Creating a Culture of Health in Appalachia: Disparities and Bright Spots is a health research initiative to identify and explore Appalachian communities with better-than-expected health outcomes.
Launched in 2015, this multi-part initiative
- documents health disparities between the Appalachian Region and the nation as a whole, as well as health disparities within the Region;
- identifies Bright Spot communities, or Appalachian counties with better-than-expected health outcomes;
- presents case studies of Bright Spot communities to learn about activities, programs, and values that may have helped these communities achieve better-than-expected health outcomes;
- offers practical strategies and recommendations to community leaders, funders, and policymakers pursuing health equity and improved health in their communities.
The research initiative is sponsored by the Robert Wood Johnson Foundation (RWJF) and the Appalachian Regional Commission (ARC) and administered by the Foundation for a Healthy Kentucky.

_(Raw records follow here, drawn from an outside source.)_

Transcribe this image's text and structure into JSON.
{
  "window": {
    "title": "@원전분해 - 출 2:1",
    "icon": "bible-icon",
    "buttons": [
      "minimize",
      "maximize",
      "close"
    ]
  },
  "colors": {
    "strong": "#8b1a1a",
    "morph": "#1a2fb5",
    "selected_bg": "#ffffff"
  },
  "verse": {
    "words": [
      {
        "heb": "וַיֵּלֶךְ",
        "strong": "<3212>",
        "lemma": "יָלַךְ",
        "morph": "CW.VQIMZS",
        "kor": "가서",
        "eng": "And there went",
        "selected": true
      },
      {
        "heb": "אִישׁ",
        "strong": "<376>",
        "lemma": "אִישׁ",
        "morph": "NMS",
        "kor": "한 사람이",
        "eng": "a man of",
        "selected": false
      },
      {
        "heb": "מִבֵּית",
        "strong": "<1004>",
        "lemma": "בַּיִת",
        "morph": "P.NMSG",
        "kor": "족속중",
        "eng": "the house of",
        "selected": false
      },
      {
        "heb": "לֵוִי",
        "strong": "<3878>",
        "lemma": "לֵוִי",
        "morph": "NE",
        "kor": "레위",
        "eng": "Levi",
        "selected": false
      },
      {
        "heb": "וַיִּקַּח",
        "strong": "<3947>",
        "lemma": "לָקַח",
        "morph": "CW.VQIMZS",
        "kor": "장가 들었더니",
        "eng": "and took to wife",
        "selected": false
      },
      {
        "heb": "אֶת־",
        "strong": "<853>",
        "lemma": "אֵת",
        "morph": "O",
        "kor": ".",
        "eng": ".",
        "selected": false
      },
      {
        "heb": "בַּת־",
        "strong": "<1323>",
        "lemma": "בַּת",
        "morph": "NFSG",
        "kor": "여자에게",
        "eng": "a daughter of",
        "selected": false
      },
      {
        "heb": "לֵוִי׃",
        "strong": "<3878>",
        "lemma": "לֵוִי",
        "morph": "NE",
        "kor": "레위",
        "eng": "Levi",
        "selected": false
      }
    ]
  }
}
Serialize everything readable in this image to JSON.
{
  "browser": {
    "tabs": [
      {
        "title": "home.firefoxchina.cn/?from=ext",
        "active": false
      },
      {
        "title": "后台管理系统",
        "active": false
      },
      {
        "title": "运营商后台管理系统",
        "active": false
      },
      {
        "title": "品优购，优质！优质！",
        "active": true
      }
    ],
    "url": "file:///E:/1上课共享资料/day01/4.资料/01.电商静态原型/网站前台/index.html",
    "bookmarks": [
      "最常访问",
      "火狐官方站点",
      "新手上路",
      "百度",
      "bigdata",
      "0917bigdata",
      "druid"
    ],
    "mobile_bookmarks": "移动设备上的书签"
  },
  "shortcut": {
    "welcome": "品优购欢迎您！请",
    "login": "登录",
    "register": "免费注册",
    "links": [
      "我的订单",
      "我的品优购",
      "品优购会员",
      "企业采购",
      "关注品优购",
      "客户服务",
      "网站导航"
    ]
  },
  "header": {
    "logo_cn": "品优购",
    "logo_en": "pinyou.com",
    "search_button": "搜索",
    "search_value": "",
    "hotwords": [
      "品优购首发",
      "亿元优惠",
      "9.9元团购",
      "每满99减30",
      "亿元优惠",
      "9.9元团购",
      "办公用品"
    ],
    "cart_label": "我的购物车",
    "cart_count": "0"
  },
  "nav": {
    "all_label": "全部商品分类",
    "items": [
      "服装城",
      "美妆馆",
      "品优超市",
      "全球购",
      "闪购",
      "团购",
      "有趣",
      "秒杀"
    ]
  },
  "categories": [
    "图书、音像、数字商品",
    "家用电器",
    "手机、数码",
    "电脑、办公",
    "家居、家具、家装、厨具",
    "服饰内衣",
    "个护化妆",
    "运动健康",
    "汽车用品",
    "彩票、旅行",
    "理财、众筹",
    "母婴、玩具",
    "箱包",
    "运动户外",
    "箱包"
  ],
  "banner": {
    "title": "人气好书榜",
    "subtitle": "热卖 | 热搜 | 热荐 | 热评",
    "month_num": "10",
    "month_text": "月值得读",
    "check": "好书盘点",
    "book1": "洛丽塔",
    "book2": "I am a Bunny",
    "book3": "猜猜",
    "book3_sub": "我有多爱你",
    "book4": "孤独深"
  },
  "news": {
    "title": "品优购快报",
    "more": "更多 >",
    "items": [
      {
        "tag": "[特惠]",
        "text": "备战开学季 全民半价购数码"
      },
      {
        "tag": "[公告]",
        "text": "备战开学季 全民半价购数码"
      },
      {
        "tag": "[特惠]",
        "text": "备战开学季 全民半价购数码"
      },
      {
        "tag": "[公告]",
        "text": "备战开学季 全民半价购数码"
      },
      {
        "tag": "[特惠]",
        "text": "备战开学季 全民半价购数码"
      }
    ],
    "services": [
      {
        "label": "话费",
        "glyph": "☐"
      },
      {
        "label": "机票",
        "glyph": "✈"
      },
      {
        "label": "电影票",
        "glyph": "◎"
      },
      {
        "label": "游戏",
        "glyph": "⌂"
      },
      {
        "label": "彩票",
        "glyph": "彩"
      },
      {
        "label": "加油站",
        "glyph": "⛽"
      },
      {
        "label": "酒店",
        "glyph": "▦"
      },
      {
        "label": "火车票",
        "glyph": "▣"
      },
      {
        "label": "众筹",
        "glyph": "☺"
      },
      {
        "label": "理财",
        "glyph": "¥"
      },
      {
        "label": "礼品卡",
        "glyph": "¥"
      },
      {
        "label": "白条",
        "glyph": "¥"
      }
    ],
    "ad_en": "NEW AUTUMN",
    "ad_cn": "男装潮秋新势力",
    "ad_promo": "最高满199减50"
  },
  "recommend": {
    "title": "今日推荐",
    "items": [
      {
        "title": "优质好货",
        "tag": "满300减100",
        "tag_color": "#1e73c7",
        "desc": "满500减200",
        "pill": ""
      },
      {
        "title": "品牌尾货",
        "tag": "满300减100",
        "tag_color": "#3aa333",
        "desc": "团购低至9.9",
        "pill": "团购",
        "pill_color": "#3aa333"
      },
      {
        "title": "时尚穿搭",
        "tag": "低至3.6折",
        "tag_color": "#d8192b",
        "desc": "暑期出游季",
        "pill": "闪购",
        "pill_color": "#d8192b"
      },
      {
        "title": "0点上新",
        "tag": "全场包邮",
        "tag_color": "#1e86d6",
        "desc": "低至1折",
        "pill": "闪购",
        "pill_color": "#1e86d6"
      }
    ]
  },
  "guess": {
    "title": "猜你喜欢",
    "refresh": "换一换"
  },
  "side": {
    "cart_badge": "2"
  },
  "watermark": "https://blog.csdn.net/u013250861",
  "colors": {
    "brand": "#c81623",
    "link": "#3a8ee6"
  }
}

About the Partners
The Robert Wood Johnson Foundation is the nation’s largest philanthropy dedicated to health. For more than 40 years, RWJF has supported research and programs targeting some of the nation’s most pressing health issues.

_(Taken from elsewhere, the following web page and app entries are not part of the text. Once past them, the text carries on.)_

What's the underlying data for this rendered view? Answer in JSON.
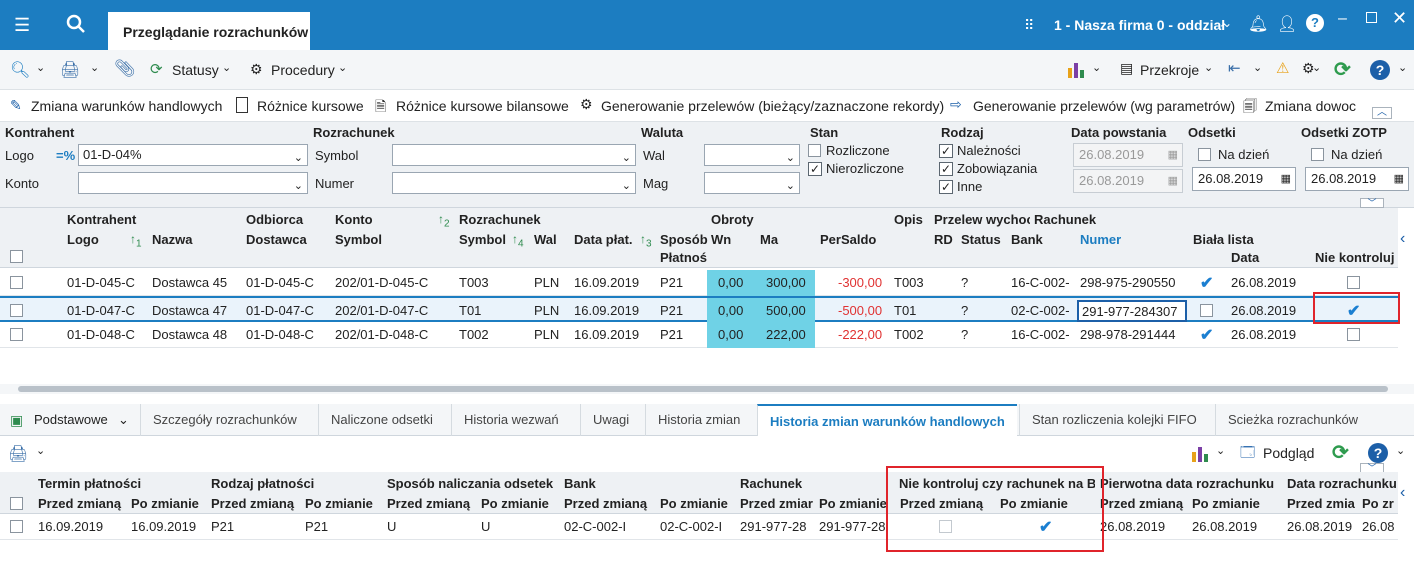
{
  "titlebar": {
    "tab_title": "Przeglądanie rozrachunków",
    "company": "1 - Nasza firma 0 - oddział"
  },
  "toolbar": {
    "statusy": "Statusy",
    "procedury": "Procedury",
    "przekroje": "Przekroje"
  },
  "actions": [
    "Zmiana warunków handlowych",
    "Różnice kursowe",
    "Różnice kursowe bilansowe",
    "Generowanie przelewów (bieżący/zaznaczone rekordy)",
    "Generowanie przelewów (wg parametrów)",
    "Zmiana dowoc"
  ],
  "filter": {
    "kontrahent": "Kontrahent",
    "logo": "Logo",
    "match": "=%",
    "logo_value": "01-D-04%",
    "konto": "Konto",
    "rozrachunek": "Rozrachunek",
    "symbol": "Symbol",
    "numer": "Numer",
    "waluta": "Waluta",
    "wal": "Wal",
    "mag": "Mag",
    "stan": "Stan",
    "rozliczone": "Rozliczone",
    "nierozliczone": "Nierozliczone",
    "rodzaj": "Rodzaj",
    "naleznosci": "Należności",
    "zobowiazania": "Zobowiązania",
    "inne": "Inne",
    "data_powstania": "Data powstania",
    "dp_from": "26.08.2019",
    "dp_to": "26.08.2019",
    "odsetki": "Odsetki",
    "na_dzien": "Na dzień",
    "odsetki_date": "26.08.2019",
    "odsetki_zotp": "Odsetki ZOTP",
    "zotp_date": "26.08.2019"
  },
  "grid": {
    "groups": {
      "kontrahent": "Kontrahent",
      "odbiorca": "Odbiorca",
      "konto": "Konto",
      "rozrachunek": "Rozrachunek",
      "obroty": "Obroty",
      "opis": "Opis",
      "przelew": "Przelew wychoc",
      "rachunek": "Rachunek"
    },
    "cols": {
      "logo": "Logo",
      "nazwa": "Nazwa",
      "dostawca": "Dostawca",
      "symbol": "Symbol",
      "rsymbol": "Symbol",
      "wal": "Wal",
      "data_plat": "Data płat.",
      "sposob": "Sposób",
      "platnos": "Płatnoś",
      "wn": "Wn",
      "ma": "Ma",
      "persaldo": "PerSaldo",
      "rd": "RD",
      "status": "Status",
      "bank": "Bank",
      "numer": "Numer",
      "biala": "Biała lista",
      "data": "Data",
      "nie_kontroluj": "Nie kontroluj"
    },
    "sort": {
      "logo": "1",
      "symbol": "2",
      "rsymbol": "4",
      "data_plat": "3"
    },
    "rows": [
      {
        "logo": "01-D-045-C",
        "nazwa": "Dostawca 45",
        "dostawca": "01-D-045-C",
        "symbol": "202/01-D-045-C",
        "rsymbol": "T003",
        "wal": "PLN",
        "data": "16.09.2019",
        "sposob": "P21",
        "wn": "0,00",
        "ma": "300,00",
        "persaldo": "-300,00",
        "opis": "T003",
        "rd": "?",
        "bank": "16-C-002-",
        "numer": "298-975-290550",
        "biala": true,
        "bdata": "26.08.2019",
        "nk": false
      },
      {
        "logo": "01-D-047-C",
        "nazwa": "Dostawca 47",
        "dostawca": "01-D-047-C",
        "symbol": "202/01-D-047-C",
        "rsymbol": "T01",
        "wal": "PLN",
        "data": "16.09.2019",
        "sposob": "P21",
        "wn": "0,00",
        "ma": "500,00",
        "persaldo": "-500,00",
        "opis": "T01",
        "rd": "?",
        "bank": "02-C-002-",
        "numer": "291-977-284307",
        "biala": false,
        "bdata": "26.08.2019",
        "nk": true
      },
      {
        "logo": "01-D-048-C",
        "nazwa": "Dostawca 48",
        "dostawca": "01-D-048-C",
        "symbol": "202/01-D-048-C",
        "rsymbol": "T002",
        "wal": "PLN",
        "data": "16.09.2019",
        "sposob": "P21",
        "wn": "0,00",
        "ma": "222,00",
        "persaldo": "-222,00",
        "opis": "T002",
        "rd": "?",
        "bank": "16-C-002-",
        "numer": "298-978-291444",
        "biala": true,
        "bdata": "26.08.2019",
        "nk": false
      }
    ]
  },
  "bottom_tabs": {
    "podstawowe": "Podstawowe",
    "tabs": [
      "Szczegóły rozrachunków",
      "Naliczone odsetki",
      "Historia wezwań",
      "Uwagi",
      "Historia zmian",
      "Historia zmian warunków handlowych",
      "Stan rozliczenia kolejki FIFO",
      "Scieżka rozrachunków"
    ]
  },
  "bottom_toolbar": {
    "podglad": "Podgląd"
  },
  "history": {
    "groups": {
      "termin": "Termin płatności",
      "rodzaj": "Rodzaj płatności",
      "sposob": "Sposób naliczania odsetek",
      "bank": "Bank",
      "rachunek": "Rachunek",
      "nie_kontroluj": "Nie kontroluj czy rachunek na B",
      "pierwotna": "Pierwotna data rozrachunku",
      "data_rozr": "Data rozrachunku"
    },
    "przed": "Przed zmianą",
    "po": "Po zmianie",
    "przed_short": "Przed zmiar",
    "po_short": "Po zmianie",
    "przed_dr": "Przed zmia",
    "po_dr": "Po zr",
    "row": {
      "t1": "16.09.2019",
      "t2": "16.09.2019",
      "r1": "P21",
      "r2": "P21",
      "s1": "U",
      "s2": "U",
      "b1": "02-C-002-I",
      "b2": "02-C-002-I",
      "ra1": "291-977-28",
      "ra2": "291-977-28",
      "p1": "26.08.2019",
      "p2": "26.08.2019",
      "d1": "26.08.2019",
      "d2": "26.08"
    }
  },
  "colors": {
    "accent": "#1c7dc1",
    "cyan": "#6fd2e6",
    "negative": "#e03232",
    "highlight": "#e0242b"
  }
}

RWJF provided funding for this research as part of its Culture of Health Initiative.
The Appalachian Regional Commission provided funding, leadership, and project management for the initiative.

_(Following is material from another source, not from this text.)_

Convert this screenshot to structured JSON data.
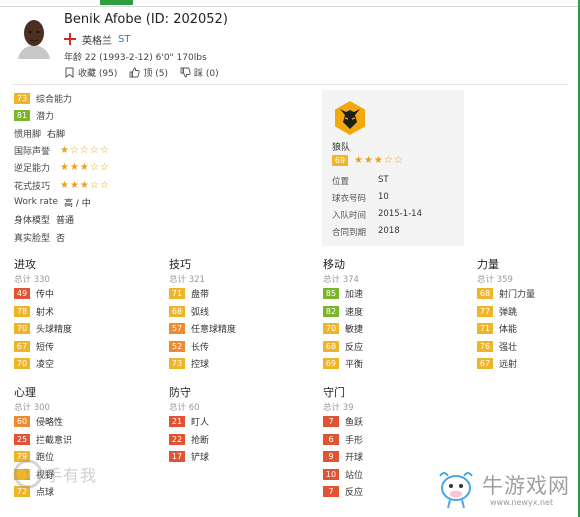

ARC is an economic development agency of the federal government and 13 state governments focusing on 420 counties across the Appalachian Region. ARC’s mission is to innovate, partner, and invest to build community capacity and strengthen economic growth in Appalachia to help the Region achieve socioeconomic parity with the nation.
The Foundation for a Healthy Kentucky served as the grantee and fiscal agent for the initiative.
Funded by an endowment, the nonpartisan Foundation’s mission is to address the unmet health needs of Kentuckians by developing and influencing policy, improving access to care, reducing health risks and disparities, and promoting health equity. Since the Foundation opened its doors in 2001, it has invested more than $27 million in health policy research, advocacy, and demonstration project grants across the Commonwealth.